Ongoing efforts to deconstruct the chemistry of the most pristine asteroid sample ever to grace a laboratory has now revealed a trove of organic molecules, lending evidence to theories that suggest biology has its roots ultimately in space.
It's been more than two years since material from the surface of the asteroid Ryugu was transported to Earth in an air-tight capsule. Since then, researchers from around the world have worked together to study its composition in order to better understand how it fits in with the evolution of our Solar System.
These latest results confirm links between the carbon-based compounds found on stony 'chondrite' meteorites that have crashed to Earth's surface, and the chemistry of the asteroids they came from.
By looking at the similarities and differences between the Ryugu samples and carbonaceous chondrite meteorites on Earth, scientists can take a fresh look at meteorites in our collections. In other words, actual asteroid samples are useful in confirming hypotheses made from the bits of them arrive on our planet's surface after a brief baking through the atmosphere.
"Previous analyses have revealed organic molecules within carbonaceous chondrites, but until now, we haven't been able to see whether or not these primitive projectiles differ from what's found on asteroids," says cosmochemist Larry Nittler, formerly from the Carnegie Institution of Washington and now with Arizona State University.
"Our work on the Ryugu samples provides the first direct link between the organic material found in chondrites and that from asteroids."
Often called the building blocks of life because of the role they play in sparking life into existence, the newly identified molecules include several types of amino acids that combine to make the proteins that organisms rely on to exist.
In total, around 20,000 organic molecules were identified in just 5 grams (0.18 ounces) of material. These include organic compounds such as carboxylic acids, amines, and aromatic hydrocarbons; compounds that are closely related to a wide variety of molecules critical throughout the living world.
The findings support the idea that ingredients necessary for the generation of life came to our planet in an already complex form through collisions with asteroids. Just how this organic dust may have combined into some kind of replicating chemistry remains an area of debate, but knowing space provides the right conditions for the genesis of so many relevant compounds gives scientists a good start for experimentation.
As these asteroids are essentially the leftovers from when the Solar System formed some 4.5 billion years ago, they can also teach us a lot about the earliest moments of our planet's creation.
Through certain chemical markers – including the amount of water present – scientists can attempt to identify when and where Ryugu was formed, giving us a snapshot of conditions at a certain point in the development of the Solar System.

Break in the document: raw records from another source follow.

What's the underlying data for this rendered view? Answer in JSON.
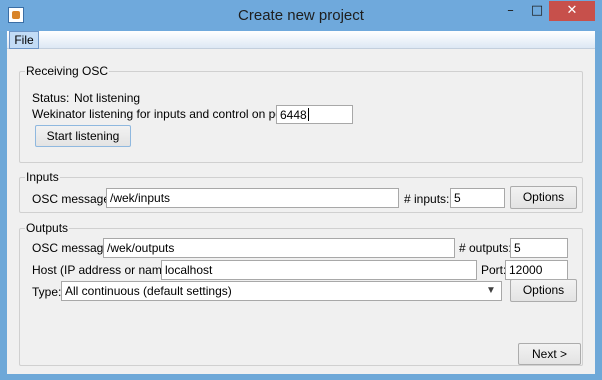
{
  "window": {
    "title": "Create new project",
    "minimize_glyph": "–",
    "maximize_glyph": "□",
    "close_glyph": "✕"
  },
  "menu": {
    "file": "File"
  },
  "receiving_osc": {
    "legend": "Receiving OSC",
    "status_label": "Status:",
    "status_value": "Not listening",
    "port_label": "Wekinator listening for inputs and control on port:",
    "port_value": "6448",
    "start_button": "Start listening"
  },
  "inputs": {
    "legend": "Inputs",
    "osc_message_label": "OSC message:",
    "osc_message_value": "/wek/inputs",
    "num_inputs_label": "# inputs:",
    "num_inputs_value": "5",
    "options_button": "Options"
  },
  "outputs": {
    "legend": "Outputs",
    "osc_message_label": "OSC message:",
    "osc_message_value": "/wek/outputs",
    "num_outputs_label": "# outputs:",
    "num_outputs_value": "5",
    "host_label": "Host (IP address or name):",
    "host_value": "localhost",
    "port_label": "Port:",
    "port_value": "12000",
    "type_label": "Type:",
    "type_value": "All continuous (default settings)",
    "options_button": "Options"
  },
  "next_button": "Next >"
}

"At least some of the organic matter in Ryugu samples predates the Sun's formation and was formed in extremely cold conditions," says geochemist George Cody, from the Carnegie Institution for Science in Washington, DC.
These new studies show the benefit of probes that collect material from asteroids, like the Hayabusa2 craft that extracted rock from Ryugu. Unlike meteorite samples, this dust and rock has not been affected by any weathering as it sits exposed to the soil, water, and air.
What's more, trying to analyze an asteroid up in space is tricky as well – not least as they're moving so fast and reflect little light, limiting the readings that instruments can get. In the lab, much more time and attention can be given to extracting data from these materials.
"In the past, our research has been limited to studying space rocks that came to us by crashing on Earth," says Cody.
"With Hayabusa2, we were finally able to go out to a carbon-rich asteroid and see how it compares to the meteorites that reach Earth."